Investigators from Queen Mary University of London found vitamin D consumption reduced Chronic Obstructive Pulmonary Disease (COPD) patient's moderate or severe exacerbations by up to 40%
Investigators from Queen Mary University of London found vitamin D consumption reduced Chronic Obstructive Pulmonary Disease (COPD) patient’s moderate or severe exacerbations by up to 40%
Though a previous trial explored the association between vitamin D and COPD symptoms, it only looked at patients with a severe form of the disease and included less participants, a Queen Mary University of London press release claimed.
For their study, investigators administered 6 oral doses of 3mg of vitamin D twice monthly (n=122) or an equivalent amount placebo (n=118) to 240 patients with moderate to severe COPD and observed them for flare-ups —symptoms that included coughing, formation of mucus, shortness of breath or chest tightness.
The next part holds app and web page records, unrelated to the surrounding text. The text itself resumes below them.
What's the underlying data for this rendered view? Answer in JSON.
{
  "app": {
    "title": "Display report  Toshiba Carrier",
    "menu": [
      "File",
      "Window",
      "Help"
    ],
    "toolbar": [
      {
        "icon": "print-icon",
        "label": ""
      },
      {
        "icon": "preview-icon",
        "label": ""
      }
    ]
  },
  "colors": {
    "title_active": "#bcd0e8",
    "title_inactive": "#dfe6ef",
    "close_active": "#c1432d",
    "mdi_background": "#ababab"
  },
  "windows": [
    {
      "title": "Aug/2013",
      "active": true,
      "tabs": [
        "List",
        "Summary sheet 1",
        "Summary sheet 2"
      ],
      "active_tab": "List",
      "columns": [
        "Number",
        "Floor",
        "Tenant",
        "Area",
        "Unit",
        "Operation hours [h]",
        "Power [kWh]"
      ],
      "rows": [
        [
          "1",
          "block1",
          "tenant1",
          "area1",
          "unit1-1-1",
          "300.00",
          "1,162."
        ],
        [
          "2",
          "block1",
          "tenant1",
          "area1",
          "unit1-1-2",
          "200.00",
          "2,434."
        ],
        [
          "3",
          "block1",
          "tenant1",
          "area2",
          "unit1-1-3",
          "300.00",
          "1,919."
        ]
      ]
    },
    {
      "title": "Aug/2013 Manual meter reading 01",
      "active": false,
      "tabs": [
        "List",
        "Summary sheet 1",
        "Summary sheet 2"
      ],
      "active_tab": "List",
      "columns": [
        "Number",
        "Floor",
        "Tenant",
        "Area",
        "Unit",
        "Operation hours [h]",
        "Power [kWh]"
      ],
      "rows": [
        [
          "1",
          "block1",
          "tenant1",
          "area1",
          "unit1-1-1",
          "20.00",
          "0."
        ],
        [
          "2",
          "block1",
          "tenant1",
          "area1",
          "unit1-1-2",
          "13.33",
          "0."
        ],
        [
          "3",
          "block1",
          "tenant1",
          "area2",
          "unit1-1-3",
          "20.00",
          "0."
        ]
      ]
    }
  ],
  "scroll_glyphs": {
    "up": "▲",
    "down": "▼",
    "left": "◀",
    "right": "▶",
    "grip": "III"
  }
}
After a year of observation, the authors noted vitamin D considerably lowered COPD exacerbations, regardless of their vitamin D levels at the start of study. However, they also reported in Lancet Respiratory Medicine that vitamin D intake did not lower their risk of upper respiratory infection.
Adrian Martineau, the study’s lead author, commented, “Our findings suggest that patients with COPD should have their vitamin D status tested and should begin taking supplements if their levels are found to be low.”